Use the username and password you entered when provisioned the environment and select “SQL Server Authentication”. Alternatively, you can retrieve the username and password using the
Follow the same process and connect to the secondary endpoint.
On both endpoints, expand the “Databases” and the “Always On High Availability” sections and see how the AdventureWorks2019 database is already automatically replicated and is part of the availability group.
To test that the DB replication is working, a simple table modification is needed. For this example, on the primary replica, expand the “Tables” section for the database, select the “HumanResources.Employee” table, click on “Edit Top 200 Rows”, modify one or more records and commit the changes by saving (
Ctrl+S). As you can see, in this example a change was made to “ken0” title and the number of vacation hours for “rob0”.
On the secondary replica, expand the “Tables” section for the database, click on “Select Top 1000 Rows”, and in the Results pane see how the table change is now replicated, showing the synchronization of the SQL instances in the availability group works as expected.

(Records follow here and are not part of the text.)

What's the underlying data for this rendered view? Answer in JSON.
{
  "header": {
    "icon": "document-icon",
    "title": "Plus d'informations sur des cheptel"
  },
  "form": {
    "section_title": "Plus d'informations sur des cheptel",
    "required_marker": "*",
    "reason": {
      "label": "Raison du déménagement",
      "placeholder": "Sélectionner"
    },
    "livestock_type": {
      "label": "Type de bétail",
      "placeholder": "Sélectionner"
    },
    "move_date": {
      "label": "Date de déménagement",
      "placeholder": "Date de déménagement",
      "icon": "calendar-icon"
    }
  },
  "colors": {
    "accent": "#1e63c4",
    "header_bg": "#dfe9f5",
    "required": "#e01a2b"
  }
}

As you already know, the availability group includes three Kubernetes replicas with a primary and two secondaries with all CRUD operations for the availability group are managed internally, including creating the availability group or joining replicas to the availability group created.
To test that failover between the replicas, we will simulate a “crash” that will trigger an HA event and will force one of the secondary replicas to get promoted to a primary replica. Open two side-by-side PowerShell sessions. On the left side session, use the
kubectl get pods -n arcto review the deployed pods. The right-side session will be used to monitor the pods on the cluster using the
kubectl get pods -n arc -wcommand. As you can see, three SQL replicas with four containers each are running.
In SSMS, you can also see that jumpstart-sql-0 is acting as the primary replica and jumpstart-sql-1 and jumpstart-sql-2 are the secondary. At this point, close SSMS.
To trigger the HA event, delete the primary replica jumpstart-sql-0 using the
kubectl delete pod jumpstart-sql-0 -n arcand watch how the pod gets deleted and then being deployed again due to being part of a Kubernetes ReplicaSet. Wait for the jumpstart-sql-0 pod to become ready again (and an additional few minutes for letting the availability group to recover).
Re-open SSMS and connect back to the previous secondary endpoint. You can now see that jumpstart-sql-0 is now acting as the secondary replica and jumpstart-sql-2 was promoted to primary. In addition, run the
az sql mi-arc show -n jumpstart-sql --k8s-namespace arc --use-k8scommand again and check the health status of the availability group.
NOTE: It might take a few minutes for the availability group to return to an healthy state.
Re-Validating Database Replication
Now that we perform a successful failover, we can re-validate and make sure replication still works as expected. In SSMS, re-add the second instance.
In the primary endpoint connection, repeat the process of performing a change on the AdventureWorks2019 database “HumanResources.Employee” table and check that replication is working. In the example below, you can see how new values in new rows are now replicated.